I'm rarely early for anything, but this year I was a whole week early for Father's Day! For some unknown reason, I was thinking that Father's Day fell on Sunday, June 14th. I woke up early, letting Steve sleep in, and helped the kids make Daddy breakfast in bed, gave him his cards and gifts, and all the usual hullaballoo. Then I checked my email and noticed a sale ad for Father's Day gifts that lasted all week long. "That's odd," I thought. "Why on earth would they be featuring gifts for dads the week AFTER Father's Day?" Then I checked the calendar, which I had looked at countless times in the past few weeks and yet somehow never noticed the little words that denoted Father's Day as June 21. We all had a good chuckle over that one, and Steve got the latter part of his Father's Day ritual (a yummy barbeque dinner) today, on the REAL Father's Day! Too funny.
Yesterday we took our niece Caitlin on a "little" road trip to Jefferson's Monticello (in quotations because it was the longest road trip our family had been on in years, and the kids were not up to it. After a couple hours of incessant squabbling, neither were we! I don't know how my parents ever survived long road trips with all of us kids when we were little, because I know we were just as bad - or worse - as our kids were yesterday!)
We spent a long time on the grounds, waiting for our turn to go inside (tickets were sold out for tours until 4:40, and we arrived at 1:00. So if you ever go there, reserve tickets online the night previous and avoid the wait!) What a fascinating place Monticello was.
Jefferson considered himself a farmer and plantation owner above all else, and set about cultivating crops and hybridizing plants in a very scientific and orderly manner. They have recreated what his acres of vegetable gardens looked like on the grounds today.

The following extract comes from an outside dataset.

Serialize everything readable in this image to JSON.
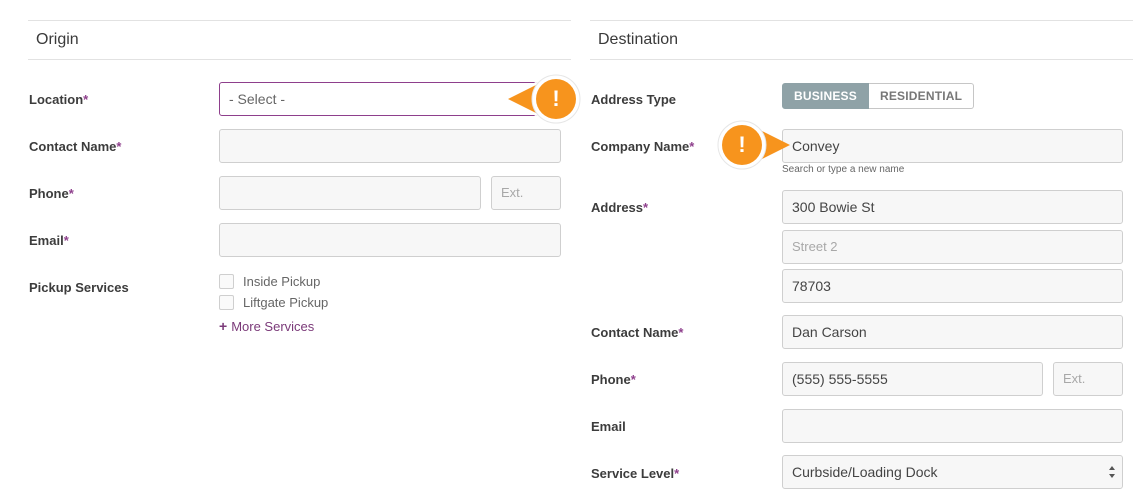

The University of Virginia (which was founded by Jefferson) students cultivate the crops, and employees of the Jefferson foundation take home the produce.
I had such a great time wandering amongst the gardens - there was a huge variety of very interesting plants and vegetables flourishing there. This is a type of cabbage - isn't it wonderful?
I love the dusty blues, purples, and reds that are in this cabbage.
I really look forward to the time when I can have a garden of my own. I really want to teach my kids how to cultivate the soil, plant the seeds, and care for the plants as they grow. There is something so rewarding about biting into a home-grown ripe tomato (unlike the refrigerated "fakes" sold in stores = refrigeration ruins the texture and taste of tomatoes) or a fresh green bean.
We're living in a rental house right now, but if all goes well we'll be in our own house before the end of the summer. I don't want to jinx it, so that's all I'm saying just yet!
I adore these giant hollyhocks - aren't they so bright and cheerful? The bees were buzzing gleefully around all the gorgeous blossoms.
Eliza really enjoyed the flowers too. She has learned all sorts of things about plants in science class at school, and it's fun to hear her talk about soil, nutrients, and other things plants need.
In case you're wondering where Hyrum is in the midst of all these pictures of Eliza, he was always off running around in the garden. I tried to get him to slow down long enough to take his picture, but he wouldn't have anything to do with it. Eliza, as you can tell, quite enjoys getting her picture taken. She's modelling one of the summer outfits I recently finished sewing for her. I was going to put elastic in the bottom of the sleeves, but she wouldn't let me - she liked them loose, just like her baggy pants. That way, she explained, she can do gymnastics freely.
We were all impressed by the gigantic remnants of this tree trunk at the corner of the back lawn. I had no idea a deciduous tree could get that big! It must have been struck by lightening or died of disease, but even the trunk is quite amazing.
Eliza had a great time trying out a feather quill pen for the first time. She did pretty well! It really is quite remarkable how people were able to write so beautifully with quill pens back then - it was truly an art form.
Jefferson and his family members are buried in this cemetary, which is just down the hill from the main house. I love the beautifully grand wrought iron gate that marks the entrance.
I don't have any pictures of the inside of Monticello - photos were not allowed. One thing that surprised me about Jefferson's house were all the Native American artifacts displayed in the front hall (brought to him by Lewis & Clark, whom he sent to explore the west). I think of Jefferson as an appreciator of things European, but I forgot that he had great interest in and respect of Native American culture as well. He was quite an amazing man, and had many admirable qualities.
So here's Hazel, escaping up the stairs, unwittingly modelling the back of her little sundress. The other two outfits (see previous post) were made with velcro closures in the back, but I finally got smart and made the bodice a little roomier, then did a bit of shirring at the very back to take up the excess. This way she can get it on and off easily, it provides plenty of growing room, but the front of the dress is smooth.
I'm planning on making a tut for this soon, hopefully this week, so stay tuned!